What to do —
Every line containing "CSWService" should be identified and copied from the data below.

╭─ Data for this task

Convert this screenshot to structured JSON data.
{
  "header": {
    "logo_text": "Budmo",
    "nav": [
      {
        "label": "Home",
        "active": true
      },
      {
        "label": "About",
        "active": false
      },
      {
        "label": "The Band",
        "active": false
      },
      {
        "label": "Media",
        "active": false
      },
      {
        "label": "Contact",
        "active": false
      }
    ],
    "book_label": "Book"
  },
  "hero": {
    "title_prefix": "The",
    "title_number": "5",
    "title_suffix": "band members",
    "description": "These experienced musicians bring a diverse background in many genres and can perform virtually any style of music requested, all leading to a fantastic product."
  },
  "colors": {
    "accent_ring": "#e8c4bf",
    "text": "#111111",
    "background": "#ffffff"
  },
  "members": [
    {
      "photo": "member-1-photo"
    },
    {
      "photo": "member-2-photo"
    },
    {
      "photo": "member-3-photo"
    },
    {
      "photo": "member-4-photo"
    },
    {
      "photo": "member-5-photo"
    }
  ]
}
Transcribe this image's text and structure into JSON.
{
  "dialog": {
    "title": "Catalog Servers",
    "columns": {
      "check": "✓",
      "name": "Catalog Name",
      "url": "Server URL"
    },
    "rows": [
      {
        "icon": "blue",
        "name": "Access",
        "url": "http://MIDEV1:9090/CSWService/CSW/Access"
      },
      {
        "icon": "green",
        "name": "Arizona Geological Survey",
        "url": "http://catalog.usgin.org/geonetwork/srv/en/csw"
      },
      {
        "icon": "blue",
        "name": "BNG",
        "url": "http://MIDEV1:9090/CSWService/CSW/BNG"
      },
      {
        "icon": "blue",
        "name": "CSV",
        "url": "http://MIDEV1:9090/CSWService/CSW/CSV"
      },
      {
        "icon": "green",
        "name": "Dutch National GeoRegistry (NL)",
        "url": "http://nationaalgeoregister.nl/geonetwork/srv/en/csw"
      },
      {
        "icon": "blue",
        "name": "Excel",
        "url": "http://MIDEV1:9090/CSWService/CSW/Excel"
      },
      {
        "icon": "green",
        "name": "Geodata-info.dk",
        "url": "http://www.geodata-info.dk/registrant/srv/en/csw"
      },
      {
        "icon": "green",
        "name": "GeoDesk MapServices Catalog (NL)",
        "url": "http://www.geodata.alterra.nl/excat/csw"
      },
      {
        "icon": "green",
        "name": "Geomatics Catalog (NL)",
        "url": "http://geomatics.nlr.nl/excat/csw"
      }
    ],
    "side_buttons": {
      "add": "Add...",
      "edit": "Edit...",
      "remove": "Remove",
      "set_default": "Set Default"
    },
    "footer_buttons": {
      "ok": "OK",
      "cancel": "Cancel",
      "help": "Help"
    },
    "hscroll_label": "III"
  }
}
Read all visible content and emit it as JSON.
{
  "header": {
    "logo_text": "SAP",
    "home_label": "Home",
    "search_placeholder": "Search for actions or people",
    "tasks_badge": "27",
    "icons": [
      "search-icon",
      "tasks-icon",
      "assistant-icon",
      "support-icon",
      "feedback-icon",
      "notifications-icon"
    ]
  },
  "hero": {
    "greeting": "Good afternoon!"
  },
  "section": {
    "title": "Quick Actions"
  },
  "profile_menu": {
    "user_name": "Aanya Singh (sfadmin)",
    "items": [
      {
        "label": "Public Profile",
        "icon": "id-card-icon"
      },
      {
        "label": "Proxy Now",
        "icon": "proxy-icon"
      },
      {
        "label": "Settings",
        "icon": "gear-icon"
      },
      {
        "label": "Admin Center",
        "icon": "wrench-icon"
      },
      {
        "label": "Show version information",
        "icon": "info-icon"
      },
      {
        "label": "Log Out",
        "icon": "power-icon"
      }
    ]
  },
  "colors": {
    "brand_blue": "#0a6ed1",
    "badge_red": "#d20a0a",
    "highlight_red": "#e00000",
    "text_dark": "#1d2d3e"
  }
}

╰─

Task response —
        "url": "http://MIDEV1:9090/CSWService/CSW/Access"
        "url": "http://MIDEV1:9090/CSWService/CSW/BNG"
        "url": "http://MIDEV1:9090/CSWService/CSW/CSV"
        "url": "http://MIDEV1:9090/CSWService/CSW/Excel"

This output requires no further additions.